Financing

  • Verify if the financial institution requires the buyer to conduct an ESA as part of their risk evaluation during the pre-approval process.
  • Verify if the financial institution maintains a Pre-Approved Consultant Vendor List.
  • Verify that the retained Consultant is on the Pre-Approved Vendor List of the financial institution the buyer is seeking financing with.

Environmental Investigations

  • Phase I ESA
  • Typical turnaround times to complete a Phase I ESA for pre-purchase or financing purposes is three to four weeks.

 

  • Phase II ESA
  • Typical turnaround times to complete a Phase II ESA for pre-purchase or financing purposes is four to six weeks.

Contact the Consultant and discuss what timeline is required to complete the necessary investigations (Phase I and/or Phase II ESA), so that the appropriate timelines are included in the conditional offer.


Waiving Conditions

Some property transactions are finalized almost immediately when a Realtor presents an offer that waives any conditions. 

Rubidium suggests that the realtor be diligent and retain a qualified consultant to investigate the potential presence of environmental liabilities associated with the property of interest and/or space for lease.  It is important that property owners or occupants fully understand any risks associated with a financial investment that may lead to greater risk in the future when the property is relisted for sale or the purchaser decides to terminate a lease and vacate the space.

 

 Written by: Sarah Sipak, Manager, Environmental Due Diligence

Written by: Sarah Sipak, Manager, Environmental Due Diligence
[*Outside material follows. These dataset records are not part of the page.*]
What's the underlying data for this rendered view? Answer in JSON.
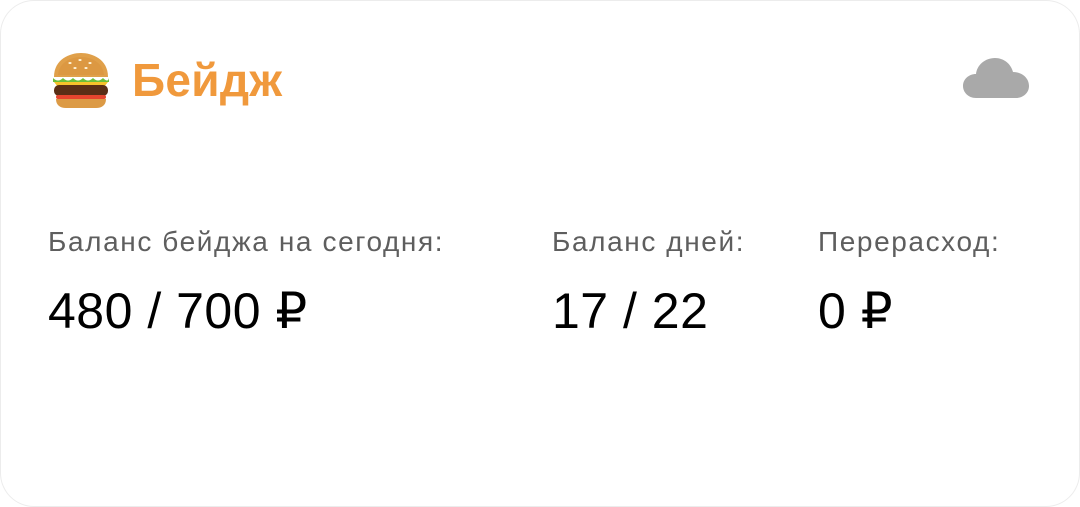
{
  "header": {
    "icon": "burger-icon",
    "title": "Бейдж",
    "status_icon": "cloud-icon"
  },
  "colors": {
    "accent": "#f0993c",
    "label": "#5e5e5e",
    "value": "#000000",
    "cloud": "#a9a9a9"
  },
  "stats": [
    {
      "label": "Баланс бейджа на сегодня:",
      "value": "480 / 700 ₽"
    },
    {
      "label": "Баланс дней:",
      "value": "17 / 22"
    },
    {
      "label": "Перерасход:",
      "value": "0 ₽"
    }
  ]
}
WELCOMING JAKE ZERKER

WELCOMING JAKE ZERKER

RENEWAL / EXTENSION CLAUSES 101

RENEWAL / EXTENSION CLAUSES 101